Cyber Threats in P5G Are Mitigated by Confidential Computing

In recent years, there has been a lot of hype around 5G networks and their ability to deliver super-fast connectivity to users, humans or machines. IEEE listed a number of 5G benefits , among them: much higher data rates (up to 1-20 Gbps), much lower latency (1 mS) , increased capacity as the network expands and scalability, high security and reliability. Alas, the global rollouts of public 5G are still moving slow, and it is obvious that they are years away from mainstream adoption. In order to maximize the enormous investment in spectrum licenses, private licensed 5G networks are being rolled-out. These so called P5G are shortening the RoI to Telecoms, and are new business enablers for a variety of verticals.

P5G are not deployed seamlessly, and as in so many other new technologies pose technological and financial challenges. But even with these challenges, the many benefits create a springboard for businesses that require built-in mobility, ultra-low latency, reliability and the field-proven scalability.

Current Private 5G Status

Just recently Google announced its plans to sell Private 5G networks, or rather create a P5G ecosystem. This follows https://aws.amazon.com/private5g/ and Microsoft’s Azure private multi-access edge compute offerings. The three major Cloud-compute providers are seeking to expand to the edge, hence establishing new capabilities to offer three compute flavors : Cloud, Edge and Hybrid.

In addition, Telecoms are also offering P5G (e.g. NTT Global) attempting to expand their off-the-shelf country wide cellular services. Both Telecom and private entities (Cloud providers, System Integrators etc.) are hunting for specific vertical markets, verticals where the many technological advantages of 5G, while being focused on a rather limited area, can boost new business opportunities.

Among the targeted verticals we can find : venues, warehousing, healthcare, manufacturing, industrial, healthcare, retail, government, transportation and more.

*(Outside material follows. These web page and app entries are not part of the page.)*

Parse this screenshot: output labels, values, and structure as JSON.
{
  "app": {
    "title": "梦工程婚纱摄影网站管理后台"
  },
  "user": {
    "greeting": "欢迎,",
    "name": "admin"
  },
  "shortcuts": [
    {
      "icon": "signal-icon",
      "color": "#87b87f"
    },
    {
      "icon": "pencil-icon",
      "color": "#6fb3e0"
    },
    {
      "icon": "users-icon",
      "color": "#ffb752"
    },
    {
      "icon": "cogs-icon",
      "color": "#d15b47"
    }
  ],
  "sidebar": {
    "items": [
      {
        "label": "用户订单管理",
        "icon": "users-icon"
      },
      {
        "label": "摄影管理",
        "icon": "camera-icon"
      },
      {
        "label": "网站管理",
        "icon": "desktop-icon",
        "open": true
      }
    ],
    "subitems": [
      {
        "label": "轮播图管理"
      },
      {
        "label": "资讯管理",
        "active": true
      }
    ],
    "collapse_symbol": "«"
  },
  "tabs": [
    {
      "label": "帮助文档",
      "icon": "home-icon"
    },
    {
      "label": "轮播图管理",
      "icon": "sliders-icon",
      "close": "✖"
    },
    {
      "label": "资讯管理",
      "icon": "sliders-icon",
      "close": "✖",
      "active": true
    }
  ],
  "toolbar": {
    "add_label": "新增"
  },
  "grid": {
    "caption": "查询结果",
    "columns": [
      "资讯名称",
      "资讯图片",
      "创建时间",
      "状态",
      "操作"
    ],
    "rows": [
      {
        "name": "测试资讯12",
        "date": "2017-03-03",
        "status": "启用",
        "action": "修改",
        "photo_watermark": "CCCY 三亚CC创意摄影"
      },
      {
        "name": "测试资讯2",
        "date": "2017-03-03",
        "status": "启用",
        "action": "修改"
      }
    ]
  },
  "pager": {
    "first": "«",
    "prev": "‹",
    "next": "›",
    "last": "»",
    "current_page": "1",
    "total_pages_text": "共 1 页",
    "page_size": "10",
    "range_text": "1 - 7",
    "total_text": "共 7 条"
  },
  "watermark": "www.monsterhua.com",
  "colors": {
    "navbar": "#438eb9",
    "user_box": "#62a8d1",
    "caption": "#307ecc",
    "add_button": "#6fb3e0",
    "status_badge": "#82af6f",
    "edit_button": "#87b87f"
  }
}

Obviously, there are numerous opportunities for deploying P5G in small geographies, geographies which can be carefully surveyed hence leading to a very effective wireless performance.

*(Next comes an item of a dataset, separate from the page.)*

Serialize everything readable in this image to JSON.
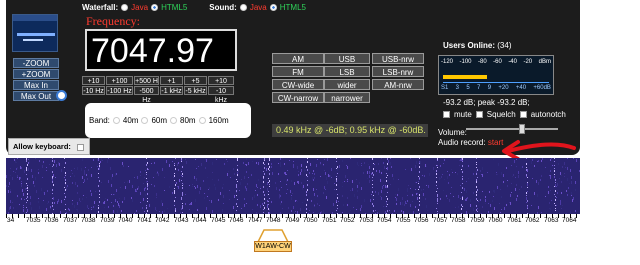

New Security Challenges in Private 5G

Traditionally, cyber security started with a firewall, and a created protection perimeter. But over the years, this approach proved to be insufficient. The evolving complexity of the digital environment proved that a hard border line cannot be drawn around enterprises. Hence, in recent years the concept of Zero Trust emerged. Zero Trust is all about not trusting the assets, and any asset should undergo an authentication process should a user attempt to use it or invoke a service on it. When it comes to 5G and private 5G, this means that the networking functions do not assume trust in each other, and they will have to run mutual authentication in order to smoothly pass traffic. This defends the networks from breaches penetrating threats.

Possible Solutions for 5G Security Risks

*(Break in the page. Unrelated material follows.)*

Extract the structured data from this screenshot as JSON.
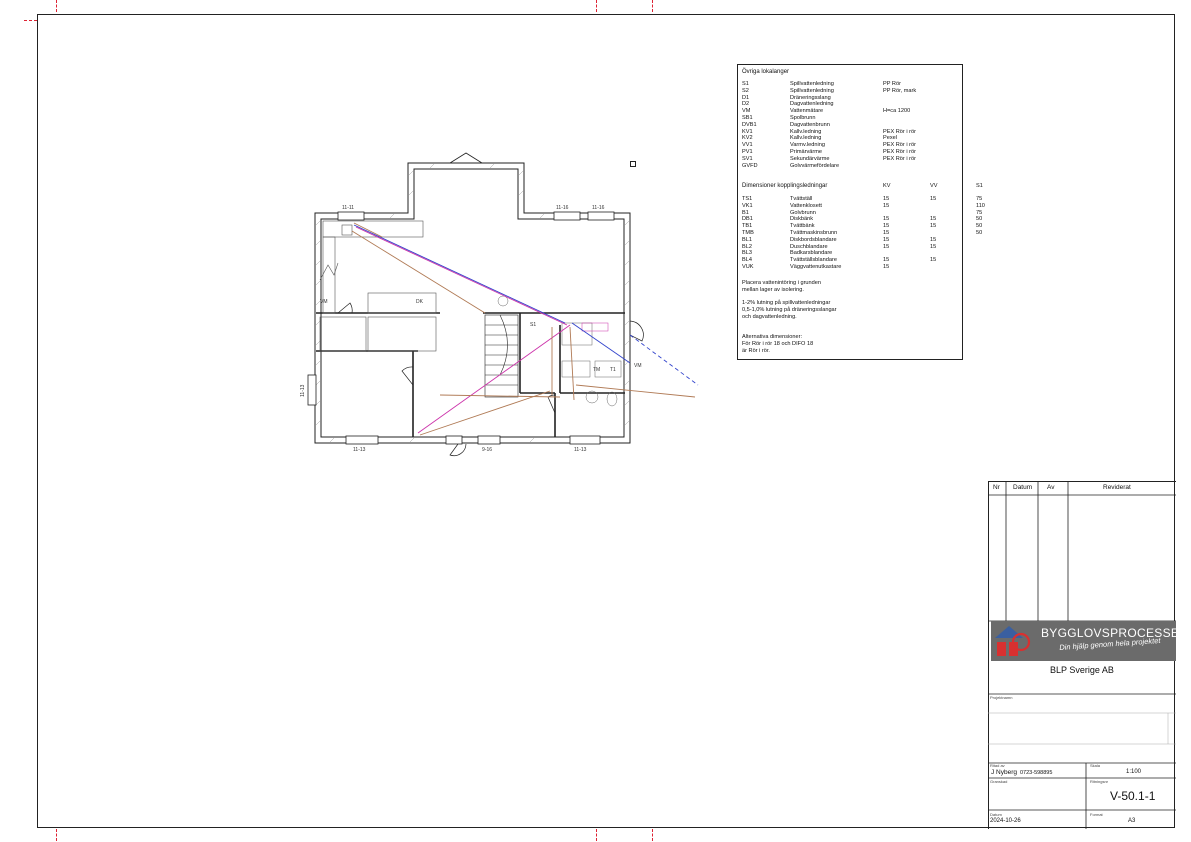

Some vendors discuss the merits of secure identities and protocols as means to fortify the daily operations of 5G. In the case of P5G there will be many 5G enabled devices, which do not use the cellular phones secure, hardware-based identity like SIM or hardware security module. The industry will have to develop a similar level of security to be embedded in, e.g., sensors, robots, devices which will be wirelessly connected. The trusted identities should behave like cellular phones, hence easing the massive field deployment.

The other technology is Confidential computing. P5G offers the ability to deploy computing functions closer to the edge. This brings many advantages, but also adds complexity to the overall cyber security careful planning. The need to trust the remotely and distributed executed data is not straightforward. This is where Confidential Computing comes into play. Its ability to securely examine data in any part of the network is a wild card.

Confidential Computing offers an effortless way of securing distributed edge computing, enabling massive deployment of new wireless networks which are based on the 5G.